AYURVEDA FOR GERIATRIC WELL-BEING
As life expectancy increases, so do old age related health issues. While reduced vision, impaired hearing, and a general slowing down of metabolism are common, other diseases like diabetes, cardiovascular problems, respiratory troubles, nervous issues, and musculoskeletal weakness are also seen in a majority of old people.
Ayurveda describes aging as jara or vardhakya, which means becoming old by the act of wearing out. It is not an illness but a natural occurrence like hunger, thirst, or sleep.
While Western medicine prescribes vitamins and protein supplements for the elderly, Ayurveda looks at the holistic well-being of the aged people. Ayurveda emphasizes improving the quality of life in old age.
The anti-aging concept is called Rasayana in Ayurveda, which means keeping up good physical and mental health at mature age through a blend of a nourishing diet, healthy activities, and calm herbs. The word Rasayana is about clearing the natural flow of matter and energy channels.
Performing Geriatric Yoga regularly prevents all sorts of age-related issues.
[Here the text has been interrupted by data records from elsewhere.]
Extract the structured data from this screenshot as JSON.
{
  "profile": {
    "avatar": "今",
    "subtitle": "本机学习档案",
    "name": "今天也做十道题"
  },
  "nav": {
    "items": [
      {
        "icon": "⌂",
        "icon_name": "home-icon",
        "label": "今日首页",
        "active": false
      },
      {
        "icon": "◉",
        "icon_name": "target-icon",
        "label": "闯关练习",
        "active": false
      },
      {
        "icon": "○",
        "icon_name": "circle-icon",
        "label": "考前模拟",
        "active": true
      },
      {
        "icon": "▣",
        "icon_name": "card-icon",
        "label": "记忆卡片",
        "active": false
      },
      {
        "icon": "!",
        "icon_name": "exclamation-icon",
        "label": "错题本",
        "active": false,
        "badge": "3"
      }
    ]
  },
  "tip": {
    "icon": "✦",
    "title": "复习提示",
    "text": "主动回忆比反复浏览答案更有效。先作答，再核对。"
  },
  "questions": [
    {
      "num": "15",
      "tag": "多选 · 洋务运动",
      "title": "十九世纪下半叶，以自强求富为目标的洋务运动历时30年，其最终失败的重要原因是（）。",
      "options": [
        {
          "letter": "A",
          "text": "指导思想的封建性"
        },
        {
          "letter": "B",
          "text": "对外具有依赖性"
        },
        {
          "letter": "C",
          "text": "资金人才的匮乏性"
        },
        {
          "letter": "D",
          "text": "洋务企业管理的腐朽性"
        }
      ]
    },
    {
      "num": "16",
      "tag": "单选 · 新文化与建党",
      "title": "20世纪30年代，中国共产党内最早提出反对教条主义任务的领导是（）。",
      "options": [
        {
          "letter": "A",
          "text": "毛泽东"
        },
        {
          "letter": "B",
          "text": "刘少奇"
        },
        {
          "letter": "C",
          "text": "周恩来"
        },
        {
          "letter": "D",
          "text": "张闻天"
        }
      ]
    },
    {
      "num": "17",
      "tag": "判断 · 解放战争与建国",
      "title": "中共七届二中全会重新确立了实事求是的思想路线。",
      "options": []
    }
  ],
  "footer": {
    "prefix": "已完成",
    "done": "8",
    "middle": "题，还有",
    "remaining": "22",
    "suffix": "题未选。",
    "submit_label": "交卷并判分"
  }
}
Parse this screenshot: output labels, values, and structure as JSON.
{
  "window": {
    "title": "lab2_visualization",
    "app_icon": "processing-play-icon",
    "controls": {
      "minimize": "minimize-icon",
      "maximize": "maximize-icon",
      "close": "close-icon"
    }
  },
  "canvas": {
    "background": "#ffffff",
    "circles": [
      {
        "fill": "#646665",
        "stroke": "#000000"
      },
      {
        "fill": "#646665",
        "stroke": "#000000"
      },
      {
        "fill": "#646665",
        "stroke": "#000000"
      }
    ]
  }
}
It paves the way for stability, improves blood flow, and rejuvenates cells producing energetic quality.
As per Ayurvedic physicians, after the age of 60, humans will have the Vata dosha as the dominant one. The prevalence of Vata can give rise to weak memory, degeneration of brain tissue, sleep issues, and osteoarthritis, among others.
An increase in Vata during old age is natural, and being aware of that reality can help those making decisions that better protect against imbalances.
Vata is considered the subtlest of the three doshas, and hence balancing Vata can be achieved with very simple lifestyle practices. Self-care and following certain practices can help balance the Vata stage of life.
The ancient self-massage, Abhyanga, helps a lot in old age. Warm oil massage to the skin and scalp reduces the dry, rough and cold nature of Vata. It helps to keep the bodily tissues lubricated. To achieve rejuvenation and pacification, for Vata treatment, oils like sesame oil is used.
Pranayama and Meditation
In balancing Vata, calming the mind and nervous systems are important. Meditation and Pranayama are considered Vata-pacifying and highly recommended for old age.
Vata is said to be the most delicate among the three doshas, and in old age, you should listen to your body closely. It is advised to take gentle activities like walking, yoga, and Vata-pacifying exercises.
The Agni becomes weak and erratic when the Vata aggravates. Since the digestive fire is compromised, one should simplify the diet and include Vata-pacifying food. In old age, choose whole foods that are cooked, soft, and rich with easily digestible nutrients and spices. Consume them warm or hot for better results.
The elderly should avoid cold or frozen foods or drinks, large quantities of raw fruits or vegetables, dry foods like popcorn, crackers, and stimulants like alcohol, caffeine, or refined sugars. The Vata-pacifying seasonings include black pepper, cinnamon, cumin, ginger, fennel, and pippali.